### SOURCE DATA
::::::::
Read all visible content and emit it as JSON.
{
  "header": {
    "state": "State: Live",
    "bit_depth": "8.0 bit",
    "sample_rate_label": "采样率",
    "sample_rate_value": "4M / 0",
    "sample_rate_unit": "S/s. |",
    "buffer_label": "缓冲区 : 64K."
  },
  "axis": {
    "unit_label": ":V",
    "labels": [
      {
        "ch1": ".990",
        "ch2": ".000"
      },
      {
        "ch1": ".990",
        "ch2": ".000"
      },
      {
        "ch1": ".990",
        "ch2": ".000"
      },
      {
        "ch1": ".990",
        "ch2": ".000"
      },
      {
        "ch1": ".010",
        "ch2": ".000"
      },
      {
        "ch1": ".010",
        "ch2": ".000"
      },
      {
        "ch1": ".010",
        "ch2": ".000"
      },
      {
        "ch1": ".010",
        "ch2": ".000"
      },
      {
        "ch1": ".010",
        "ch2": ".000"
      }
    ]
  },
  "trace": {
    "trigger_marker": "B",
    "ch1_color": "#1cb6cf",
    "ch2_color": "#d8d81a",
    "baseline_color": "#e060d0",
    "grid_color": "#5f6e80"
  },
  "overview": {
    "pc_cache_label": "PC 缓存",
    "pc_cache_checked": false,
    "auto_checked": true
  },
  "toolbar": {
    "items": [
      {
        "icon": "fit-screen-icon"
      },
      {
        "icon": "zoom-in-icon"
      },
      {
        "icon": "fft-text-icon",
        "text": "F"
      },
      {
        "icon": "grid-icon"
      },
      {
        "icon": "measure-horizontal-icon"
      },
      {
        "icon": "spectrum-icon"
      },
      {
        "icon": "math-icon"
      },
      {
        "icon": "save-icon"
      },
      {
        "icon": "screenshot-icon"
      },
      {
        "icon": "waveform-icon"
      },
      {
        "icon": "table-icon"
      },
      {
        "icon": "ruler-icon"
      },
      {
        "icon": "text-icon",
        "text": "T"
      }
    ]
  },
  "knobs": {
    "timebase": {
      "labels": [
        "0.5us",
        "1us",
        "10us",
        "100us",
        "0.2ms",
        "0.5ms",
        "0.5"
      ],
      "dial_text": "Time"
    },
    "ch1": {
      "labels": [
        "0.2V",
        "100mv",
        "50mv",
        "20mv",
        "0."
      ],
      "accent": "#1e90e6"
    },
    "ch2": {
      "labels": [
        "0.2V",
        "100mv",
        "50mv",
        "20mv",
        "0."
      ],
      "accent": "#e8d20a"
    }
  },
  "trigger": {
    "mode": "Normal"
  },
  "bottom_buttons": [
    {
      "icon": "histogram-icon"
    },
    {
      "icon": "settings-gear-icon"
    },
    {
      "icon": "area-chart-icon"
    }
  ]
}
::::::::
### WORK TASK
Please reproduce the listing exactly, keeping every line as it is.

### EXERCISE ANSWER
Read all visible content and emit it as JSON.
{
  "header": {
    "state": "State: Live",
    "bit_depth": "8.0 bit",
    "sample_rate_label": "采样率",
    "sample_rate_value": "4M / 0",
    "sample_rate_unit": "S/s. |",
    "buffer_label": "缓冲区 : 64K."
  },
  "axis": {
    "unit_label": ":V",
    "labels": [
      {
        "ch1": ".990",
        "ch2": ".000"
      },
      {
        "ch1": ".990",
        "ch2": ".000"
      },
      {
        "ch1": ".990",
        "ch2": ".000"
      },
      {
        "ch1": ".990",
        "ch2": ".000"
      },
      {
        "ch1": ".010",
        "ch2": ".000"
      },
      {
        "ch1": ".010",
        "ch2": ".000"
      },
      {
        "ch1": ".010",
        "ch2": ".000"
      },
      {
        "ch1": ".010",
        "ch2": ".000"
      },
      {
        "ch1": ".010",
        "ch2": ".000"
      }
    ]
  },
  "trace": {
    "trigger_marker": "B",
    "ch1_color": "#1cb6cf",
    "ch2_color": "#d8d81a",
    "baseline_color": "#e060d0",
    "grid_color": "#5f6e80"
  },
  "overview": {
    "pc_cache_label": "PC 缓存",
    "pc_cache_checked": false,
    "auto_checked": true
  },
  "toolbar": {
    "items": [
      {
        "icon": "fit-screen-icon"
      },
      {
        "icon": "zoom-in-icon"
      },
      {
        "icon": "fft-text-icon",
        "text": "F"
      },
      {
        "icon": "grid-icon"
      },
      {
        "icon": "measure-horizontal-icon"
      },
      {
        "icon": "spectrum-icon"
      },
      {
        "icon": "math-icon"
      },
      {
        "icon": "save-icon"
      },
      {
        "icon": "screenshot-icon"
      },
      {
        "icon": "waveform-icon"
      },
      {
        "icon": "table-icon"
      },
      {
        "icon": "ruler-icon"
      },
      {
        "icon": "text-icon",
        "text": "T"
      }
    ]
  },
  "knobs": {
    "timebase": {
      "labels": [
        "0.5us",
        "1us",
        "10us",
        "100us",
        "0.2ms",
        "0.5ms",
        "0.5"
      ],
      "dial_text": "Time"
    },
    "ch1": {
      "labels": [
        "0.2V",
        "100mv",
        "50mv",
        "20mv",
        "0."
      ],
      "accent": "#1e90e6"
    },
    "ch2": {
      "labels": [
        "0.2V",
        "100mv",
        "50mv",
        "20mv",
        "0."
      ],
      "accent": "#e8d20a"
    }
  },
  "trigger": {
    "mode": "Normal"
  },
  "bottom_buttons": [
    {
      "icon": "histogram-icon"
    },
    {
      "icon": "settings-gear-icon"
    },
    {
      "icon": "area-chart-icon"
    }
  ]
}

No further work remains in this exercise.